» Exercise details
Each entry below is to be restated word for word, with no pictures carried over.

» Data to examine
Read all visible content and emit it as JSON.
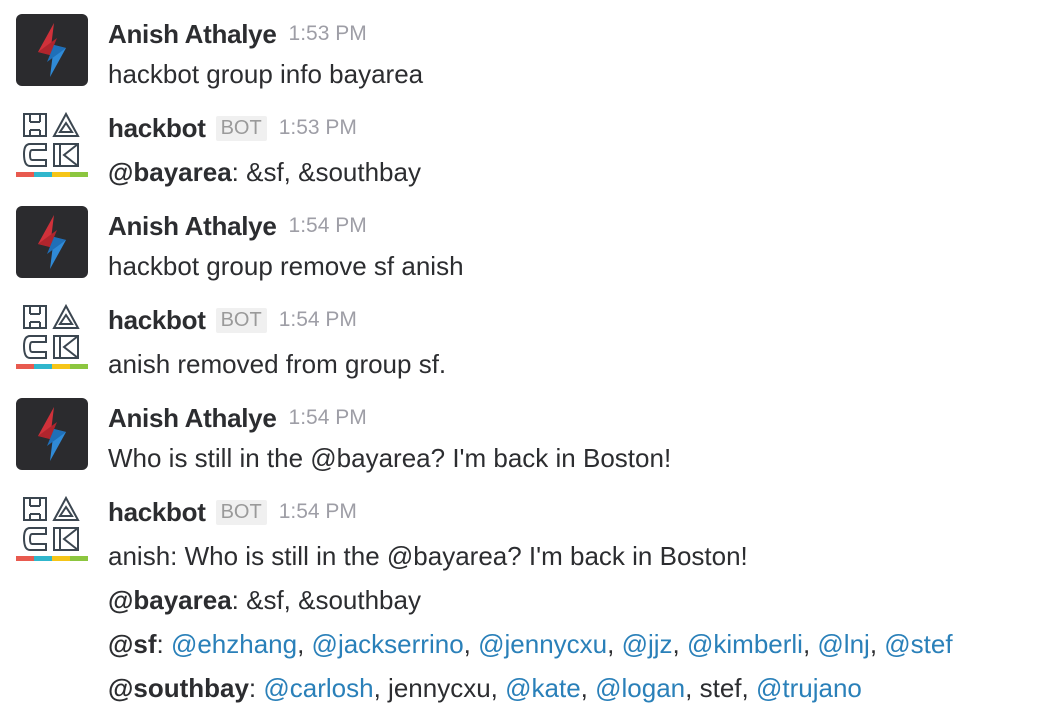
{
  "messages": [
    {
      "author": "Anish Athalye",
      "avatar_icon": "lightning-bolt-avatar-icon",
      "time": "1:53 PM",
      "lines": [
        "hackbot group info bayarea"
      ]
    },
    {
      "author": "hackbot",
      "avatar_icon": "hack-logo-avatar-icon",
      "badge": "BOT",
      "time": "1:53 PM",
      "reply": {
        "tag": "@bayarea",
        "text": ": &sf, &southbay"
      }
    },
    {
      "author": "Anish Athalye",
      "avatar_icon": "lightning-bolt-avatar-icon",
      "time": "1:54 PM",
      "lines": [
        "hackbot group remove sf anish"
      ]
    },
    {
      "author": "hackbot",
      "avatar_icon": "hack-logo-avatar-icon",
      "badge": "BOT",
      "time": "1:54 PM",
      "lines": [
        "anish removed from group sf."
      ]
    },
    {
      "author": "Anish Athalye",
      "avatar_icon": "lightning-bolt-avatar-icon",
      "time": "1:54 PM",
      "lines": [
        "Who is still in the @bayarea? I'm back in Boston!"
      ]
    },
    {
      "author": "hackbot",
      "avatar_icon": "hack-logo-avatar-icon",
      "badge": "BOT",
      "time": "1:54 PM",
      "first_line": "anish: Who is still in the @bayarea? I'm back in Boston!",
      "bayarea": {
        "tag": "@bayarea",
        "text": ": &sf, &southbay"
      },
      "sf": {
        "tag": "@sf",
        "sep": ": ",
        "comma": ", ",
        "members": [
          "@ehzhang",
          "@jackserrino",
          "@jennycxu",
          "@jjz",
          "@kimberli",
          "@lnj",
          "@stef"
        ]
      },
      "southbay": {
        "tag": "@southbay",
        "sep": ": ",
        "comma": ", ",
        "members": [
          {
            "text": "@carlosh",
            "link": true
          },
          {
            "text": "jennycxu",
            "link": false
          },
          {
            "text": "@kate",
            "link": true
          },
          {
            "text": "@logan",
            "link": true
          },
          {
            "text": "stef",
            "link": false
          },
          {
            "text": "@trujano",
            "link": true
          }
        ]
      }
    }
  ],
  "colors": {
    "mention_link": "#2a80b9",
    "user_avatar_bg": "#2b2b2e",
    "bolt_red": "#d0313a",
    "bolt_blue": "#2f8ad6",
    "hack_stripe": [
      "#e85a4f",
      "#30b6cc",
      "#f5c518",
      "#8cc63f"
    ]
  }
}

» Expected answer
Read all visible content and emit it as JSON.
{
  "messages": [
    {
      "author": "Anish Athalye",
      "avatar_icon": "lightning-bolt-avatar-icon",
      "time": "1:53 PM",
      "lines": [
        "hackbot group info bayarea"
      ]
    },
    {
      "author": "hackbot",
      "avatar_icon": "hack-logo-avatar-icon",
      "badge": "BOT",
      "time": "1:53 PM",
      "reply": {
        "tag": "@bayarea",
        "text": ": &sf, &southbay"
      }
    },
    {
      "author": "Anish Athalye",
      "avatar_icon": "lightning-bolt-avatar-icon",
      "time": "1:54 PM",
      "lines": [
        "hackbot group remove sf anish"
      ]
    },
    {
      "author": "hackbot",
      "avatar_icon": "hack-logo-avatar-icon",
      "badge": "BOT",
      "time": "1:54 PM",
      "lines": [
        "anish removed from group sf."
      ]
    },
    {
      "author": "Anish Athalye",
      "avatar_icon": "lightning-bolt-avatar-icon",
      "time": "1:54 PM",
      "lines": [
        "Who is still in the @bayarea? I'm back in Boston!"
      ]
    },
    {
      "author": "hackbot",
      "avatar_icon": "hack-logo-avatar-icon",
      "badge": "BOT",
      "time": "1:54 PM",
      "first_line": "anish: Who is still in the @bayarea? I'm back in Boston!",
      "bayarea": {
        "tag": "@bayarea",
        "text": ": &sf, &southbay"
      },
      "sf": {
        "tag": "@sf",
        "sep": ": ",
        "comma": ", ",
        "members": [
          "@ehzhang",
          "@jackserrino",
          "@jennycxu",
          "@jjz",
          "@kimberli",
          "@lnj",
          "@stef"
        ]
      },
      "southbay": {
        "tag": "@southbay",
        "sep": ": ",
        "comma": ", ",
        "members": [
          {
            "text": "@carlosh",
            "link": true
          },
          {
            "text": "jennycxu",
            "link": false
          },
          {
            "text": "@kate",
            "link": true
          },
          {
            "text": "@logan",
            "link": true
          },
          {
            "text": "stef",
            "link": false
          },
          {
            "text": "@trujano",
            "link": true
          }
        ]
      }
    }
  ],
  "colors": {
    "mention_link": "#2a80b9",
    "user_avatar_bg": "#2b2b2e",
    "bolt_red": "#d0313a",
    "bolt_blue": "#2f8ad6",
    "hack_stripe": [
      "#e85a4f",
      "#30b6cc",
      "#f5c518",
      "#8cc63f"
    ]
  }
}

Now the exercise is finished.